Reception: Friday, July 31st, 7pm
July 31 – August 20, 2015
Art Placement is pleased to present the exhibition, "Abject Abstract", showcasing a new generation of Saskatoon artists working in the expanded field of abstract painting.
Abstraction has been one of the primary narratives in Western art for more
than a century. With a recent resurgence in popularity, its visibility has spiked,
from magazine covers and RBC’s annual painting competition to Painter
Painter at the Walker in 2013 and last year’s The Forever Now
at MOMA, the venerable institution’s first survey of contemporary abstraction
in decades. Saskatchewan has its own legacy of abstraction that is both long
and contentious, a microcosm of shifts in the larger art world, inflected by
the specifics of this place. In the current, technologically connected context,

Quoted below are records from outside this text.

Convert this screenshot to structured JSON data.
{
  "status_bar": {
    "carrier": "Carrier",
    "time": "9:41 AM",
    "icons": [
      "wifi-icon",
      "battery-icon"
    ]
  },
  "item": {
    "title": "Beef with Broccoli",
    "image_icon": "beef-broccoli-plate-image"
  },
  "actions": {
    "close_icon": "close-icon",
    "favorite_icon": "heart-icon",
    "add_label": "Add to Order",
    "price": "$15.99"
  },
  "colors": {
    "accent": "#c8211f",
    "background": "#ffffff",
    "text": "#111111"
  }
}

however, the progressive conception of history has all but collapsed and abstraction
circulates widely in the anything-and-everything-goes arena of contemporary
painting. Moving the conversation to a local scale, Abject Abstract
brings together four emerging, Saskatoon-based artists, who explore abstraction
from a variety of perspectives: from messy, gestural and bodily to meditative,
minimal and analytical.
Allysha Larsen’s carefully considered paintings on canvas, paper and plaster balance order and chaos. Organic, gestural washes and scrubbed surfaces interact with precisely placed shapes and sweeping brushstrokes to produce a harmonious equilibrium. Quiet and contemplative, each work feels as though it was created in collaboration with the materials. Larsen allows rich, black ink to flow, drip and bleed across the surface, then proceeds to responsively add and subtract additional contrasting and complementary elements. Her hand is ever-present in this balancing act; working with chance, but never leaving anything to it.
David Stonhouse’s varied explorations synthesize many disparate threads ranging from the aesthetics of the grotesque to plays on the illusion of deep space within a two dimensional surface. As in the past, recent work continues to be inspired by textiles and pattern. His all-over compositions allude to certain aspects of abstract expressionism combined with a cool, pop slant and playful, unexpected counterpoints. In addition to his varied source material, Stonhouse’s works also bring together a diverse range of media, further enhancing the richness of his explorations.
Jon Vaughn is another artist who brings a wild and diverse range of subjects and sources of inspiration to his paintings. 1980s pop culture mingles with retro sci-fi and comic gore in works that are curiously beautiful. Line is a predominant element--an intuitive, searching line in which the artist’s hand and eye feel uniquely united, a kind of thinking-through-drawing. A noted electronic musician, Vaughn’s collage style often has the precision and range of digital art, at times reminiscent of early 3-D graphics and computer-generated gradients, while also maintaining a hand-made quality.
Levi Nicholat’s paintings sit between abstraction and representation. Through successive, responsive revisions, recognizable figurative subjects are reconfigured into abstract, architectonic compositions that retain only the faintest sense of where and what they came from. Process determines the final outcome and destruction is utilized as a generative strategy. A little messy and casually abstract, each painting presents an unexpected sense of space within.